The researchers, at the University of Oklahoma College of Public Health and other universities, found that edoxaban, taken as a daily pill, works as well as low-molecular-weight heparin and could offer an alternative, potentially more palatable treatment strategy. The results showed that edoxaban is not inferior to dalteparin with respect to composite rates of recurrent clots and bleeding, which occurred in 12.8% of those receiving edoxaban and 13.5% of those receiving dalteparin.
"For the vast majority of patients with cancer-associated VTE, treatment with oral edoxaban can replace the injectable dalteparin," says the study’s lead author, Gary E. Raskob, PhD, dean and regents professor at the University of Oklahoma College of Public Health. "Preventing VTE recurrence and major bleeding can allow the oncologist to really focus on the patient's cancer treatment."
“Although edoxaban was associated with a slightly higher rate of major bleeding, this was balanced by a slightly lower rate of recurrent VTE,” ASH said in its statement.

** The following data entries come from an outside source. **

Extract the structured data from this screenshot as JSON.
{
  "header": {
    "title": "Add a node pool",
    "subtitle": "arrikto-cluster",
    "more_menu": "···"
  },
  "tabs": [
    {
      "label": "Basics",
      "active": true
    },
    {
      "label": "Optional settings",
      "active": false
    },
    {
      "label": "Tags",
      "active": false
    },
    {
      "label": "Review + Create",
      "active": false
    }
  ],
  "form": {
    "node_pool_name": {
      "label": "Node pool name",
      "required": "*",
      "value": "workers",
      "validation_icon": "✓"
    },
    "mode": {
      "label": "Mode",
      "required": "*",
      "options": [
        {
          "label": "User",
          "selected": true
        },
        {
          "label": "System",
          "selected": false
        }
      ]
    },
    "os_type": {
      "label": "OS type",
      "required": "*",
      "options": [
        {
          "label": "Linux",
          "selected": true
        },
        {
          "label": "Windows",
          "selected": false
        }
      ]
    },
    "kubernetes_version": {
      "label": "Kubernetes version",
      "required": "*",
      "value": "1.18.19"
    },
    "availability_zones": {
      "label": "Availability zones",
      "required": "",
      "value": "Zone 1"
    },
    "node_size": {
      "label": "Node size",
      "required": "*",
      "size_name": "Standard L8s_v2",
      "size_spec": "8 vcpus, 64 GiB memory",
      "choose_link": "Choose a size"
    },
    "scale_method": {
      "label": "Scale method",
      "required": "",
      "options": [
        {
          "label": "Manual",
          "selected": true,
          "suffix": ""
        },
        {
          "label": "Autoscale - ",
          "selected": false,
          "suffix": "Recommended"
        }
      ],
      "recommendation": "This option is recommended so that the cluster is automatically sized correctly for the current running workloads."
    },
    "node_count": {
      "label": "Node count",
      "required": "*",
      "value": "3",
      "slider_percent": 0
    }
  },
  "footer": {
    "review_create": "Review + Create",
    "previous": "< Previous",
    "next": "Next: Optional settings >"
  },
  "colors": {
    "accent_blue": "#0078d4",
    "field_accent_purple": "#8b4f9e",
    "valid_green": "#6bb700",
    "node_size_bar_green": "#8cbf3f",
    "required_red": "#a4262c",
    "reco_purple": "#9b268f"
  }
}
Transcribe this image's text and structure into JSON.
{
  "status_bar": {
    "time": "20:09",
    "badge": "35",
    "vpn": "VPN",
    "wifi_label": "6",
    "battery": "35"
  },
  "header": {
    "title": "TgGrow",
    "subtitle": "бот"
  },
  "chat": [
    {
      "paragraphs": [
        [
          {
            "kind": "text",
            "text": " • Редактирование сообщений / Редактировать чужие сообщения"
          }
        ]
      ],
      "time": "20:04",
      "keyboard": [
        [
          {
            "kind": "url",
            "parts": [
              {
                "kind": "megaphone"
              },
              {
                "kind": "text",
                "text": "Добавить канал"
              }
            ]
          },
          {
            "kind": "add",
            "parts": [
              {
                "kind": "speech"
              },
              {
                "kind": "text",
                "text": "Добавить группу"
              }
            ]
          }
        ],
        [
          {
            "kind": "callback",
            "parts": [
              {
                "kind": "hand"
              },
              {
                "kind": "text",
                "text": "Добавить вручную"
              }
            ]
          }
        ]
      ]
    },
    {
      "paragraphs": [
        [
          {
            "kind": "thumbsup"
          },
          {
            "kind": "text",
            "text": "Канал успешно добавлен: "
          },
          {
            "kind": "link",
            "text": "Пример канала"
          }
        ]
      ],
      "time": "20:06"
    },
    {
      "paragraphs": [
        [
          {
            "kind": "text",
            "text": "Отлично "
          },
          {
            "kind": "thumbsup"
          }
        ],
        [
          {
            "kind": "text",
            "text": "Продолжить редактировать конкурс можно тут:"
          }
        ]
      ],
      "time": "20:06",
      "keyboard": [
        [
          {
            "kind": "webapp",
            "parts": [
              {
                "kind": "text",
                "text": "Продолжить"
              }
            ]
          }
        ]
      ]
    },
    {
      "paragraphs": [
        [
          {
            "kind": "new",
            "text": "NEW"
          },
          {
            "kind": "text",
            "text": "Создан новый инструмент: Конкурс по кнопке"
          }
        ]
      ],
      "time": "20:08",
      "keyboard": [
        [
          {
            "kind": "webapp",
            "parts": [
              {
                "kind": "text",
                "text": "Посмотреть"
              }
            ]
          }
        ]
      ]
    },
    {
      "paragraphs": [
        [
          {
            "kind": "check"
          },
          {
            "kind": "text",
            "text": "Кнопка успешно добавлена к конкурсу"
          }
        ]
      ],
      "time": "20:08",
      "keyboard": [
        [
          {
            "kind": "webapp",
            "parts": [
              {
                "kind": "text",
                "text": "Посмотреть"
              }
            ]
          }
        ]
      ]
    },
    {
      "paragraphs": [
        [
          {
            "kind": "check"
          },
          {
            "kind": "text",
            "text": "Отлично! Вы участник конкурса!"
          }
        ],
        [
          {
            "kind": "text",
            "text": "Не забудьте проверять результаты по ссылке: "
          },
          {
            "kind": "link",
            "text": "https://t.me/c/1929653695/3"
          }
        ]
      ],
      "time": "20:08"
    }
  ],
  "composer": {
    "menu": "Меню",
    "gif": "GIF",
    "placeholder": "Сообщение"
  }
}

After researchers examined secondary outcomes and subgroups, they found that the two drugs were identical in the rates of the most severe category of major bleeding. Bleeding was most common in the upper gastrointestinal tract and in patients with gastrointestinal cancers.
However, these results do not necessarily apply to all DOACs, because some act through different mechanisms or are metabolized differently than edoxaban, Raskob says. Further studies could focus on which DOACs might work best in the context of different chemotherapy regimens and also illuminate optimal treatment regimens for those with gastrointestinal cancers, he added.
The study was supported by Daiichi Sankyo, the manufacturer of Lixiana.